Tapping talent and reaching goals
It's almost impossible to overstate the energy behind efforts on the ground to connect young people of color with the tech world. Black Girls CODE works with hundreds of students like Rebecca Taylor, teaching basic programming skills through after-school classes, weekend workshops, and a summer bootcamp. The girls work in teams under the guidance of volunteer mentors and take field trips to area tech companies such as Facebook. The organization also offers Spanish-language workshops and classes for parents in financial literacy.
Like Rebecca, more than three-quarters of the girls who come are ardent web surfers and users of social media but never before tried programming.

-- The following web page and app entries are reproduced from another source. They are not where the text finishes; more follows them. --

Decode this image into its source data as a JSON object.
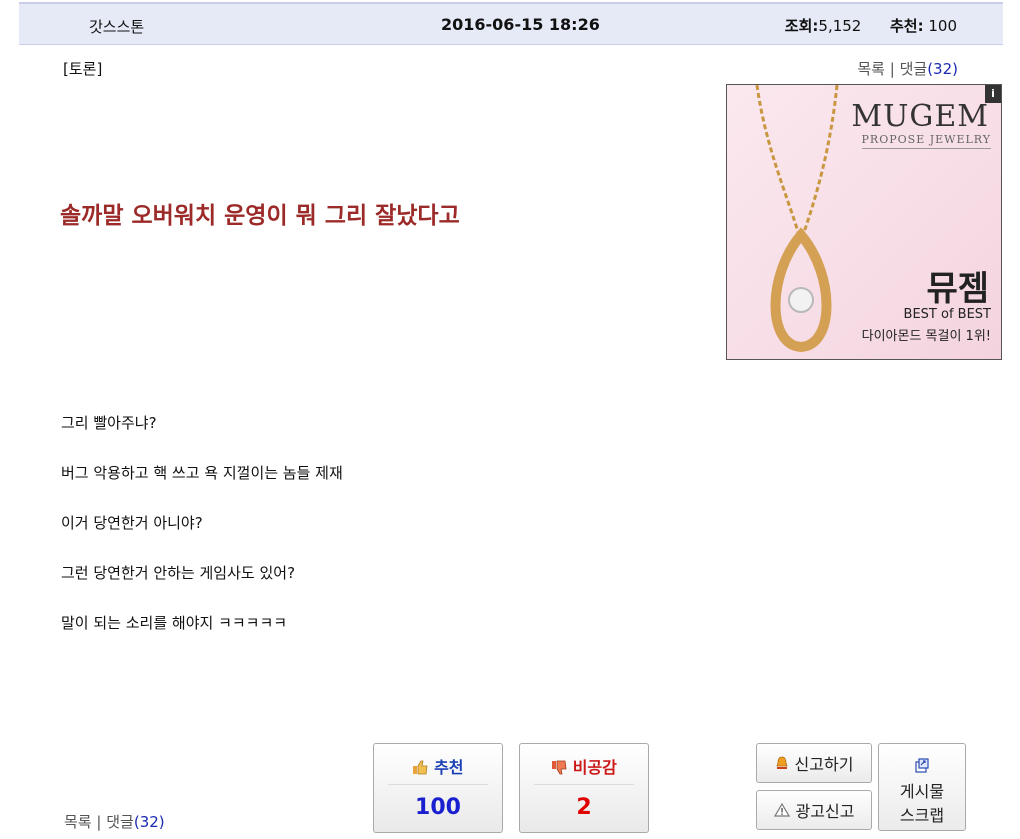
{
  "header": {
    "author": "갓스스톤",
    "datetime": "2016-06-15 18:26",
    "views_label": "조회:",
    "views": "5,152",
    "recommend_label": "추천:",
    "recommend": "100"
  },
  "post": {
    "category": "[토론]",
    "title": "솔까말 오버워치 운영이 뭐 그리 잘났다고",
    "body": [
      "그리 빨아주냐?",
      "버그 악용하고 핵 쓰고 욕 지껄이는 놈들 제재",
      "이거 당연한거 아니야?",
      "그런 당연한거 안하는 게임사도 있어?",
      "말이 되는 소리를 해야지 ㅋㅋㅋㅋㅋ"
    ]
  },
  "links": {
    "list_label": "목록",
    "separator": "|",
    "comments_label": "댓글",
    "comments_count_text": "(32)"
  },
  "ad": {
    "info": "i",
    "brand": "MUGEM",
    "subtitle": "PROPOSE JEWELRY",
    "korean_name": "뮤젬",
    "best": "BEST of BEST",
    "tagline": "다이아몬드 목걸이 1위!"
  },
  "votes": {
    "up_label": "추천",
    "up_count": "100",
    "down_label": "비공감",
    "down_count": "2"
  },
  "actions": {
    "report_label": "신고하기",
    "ad_report_label": "광고신고",
    "scrap_line1": "게시물",
    "scrap_line2": "스크랩"
  },
  "colors": {
    "title": "#9b2a28",
    "header_bg": "#e6e9f6",
    "link_count": "#1a2bb0",
    "up": "#1a1fd0",
    "down": "#e00000"
  }
}
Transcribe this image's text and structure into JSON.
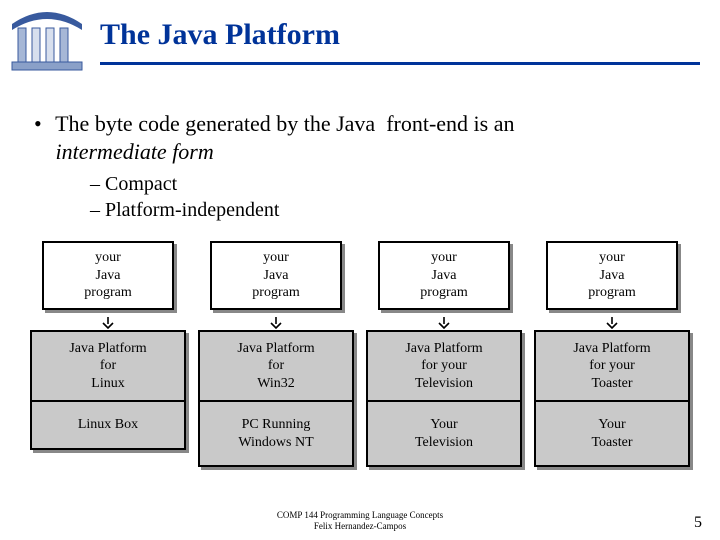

Rebecca began in a nine-week class in video-game design, and loved it. "It was fun and challenging at times," she said. Since then, she has participated in BGC programs over the school breaks. She also has taken part in Bay Area "hackathons," which engage students of color over an intensive day or two to design apps aimed at solving problems in their communities. For instance, she served as a mentor at the first Startup Weekend-Black Male Achievement in Oakland in February. The event brought youth of color together with developers and leaders from tech companies to answer questions such this: Could a smart phone app have saved the life of Trayvon Martin?
Through events, ideas, and connections like this, Rebecca, who is home-schooled, has discovered a world of online resources to further develop her skills. She also has found the self-confidence to aim high and pursue her dreams. "I feel accomplished," she said. She hopes to go to a top university in computer science and become a video game developer. "She's realizing it's okay to be a girl geek," said her mother, Wilda Taylor.
Hands-on and high impact
Inspiring and educating kids like Rebecca is only part of the solution to the opportunity gap. In order for computer science students and graduates to have opportunities to get their foot in the door, they must be connected to the all-important internships that build résumés and professional networks and often lead to jobs.
That's where CODE2040 comes in. Through this program, the nonprofit places high-performing black and Latino software engineering majors in paid summer internships at tech companies in Silicon Valley and San Francisco. Each cohort of "fellows"— this summer's will be the third — also takes part in a 10-week program of mentorship and leadership training, to cement relationships within the group and to encourage participants to "pay it forward" by guiding and supporting students coming up behind them. For instance, two members of the inaugural class in 2012 served as mentors last summer. And last summer's interns coached this year's applicants through the rigorous screening and testing process.
The idea behind CODE2040 is to develop all the strengths and assets that aren't taught in the classroom but that are critical to success in the world of Silicon Valley — collaboration, team leadership, and access to networks.
"The program is very high touch, very comprehensive," said Iris Gardner, CODE2040 manager of events and outreach. "Students get exposure to every possible piece of the tech economy, and they leave the summer with every possible skill."
Spots are highly competitive — last year the program received 400 applications for 18 positions. This summer's program will expand again.
And as the program has grown, its leaders have learned that they, too, must crack open their door wider. They recruited their first cohort from the nation's top 10 universities in computer science, such as Stanford and MIT. But African Americans and Latinos are underrepresented in these programs, so CODE2040 cast a wider net.
Last year, the program actively recruited at 21 schools. Among them are the University of Maryland, Baltimore County; Georgia Tech; University of Texas-Pan American, and other schools graduating STEM majors of color.
"You have to think outside the box about where you're going to get your talent," Gardner said.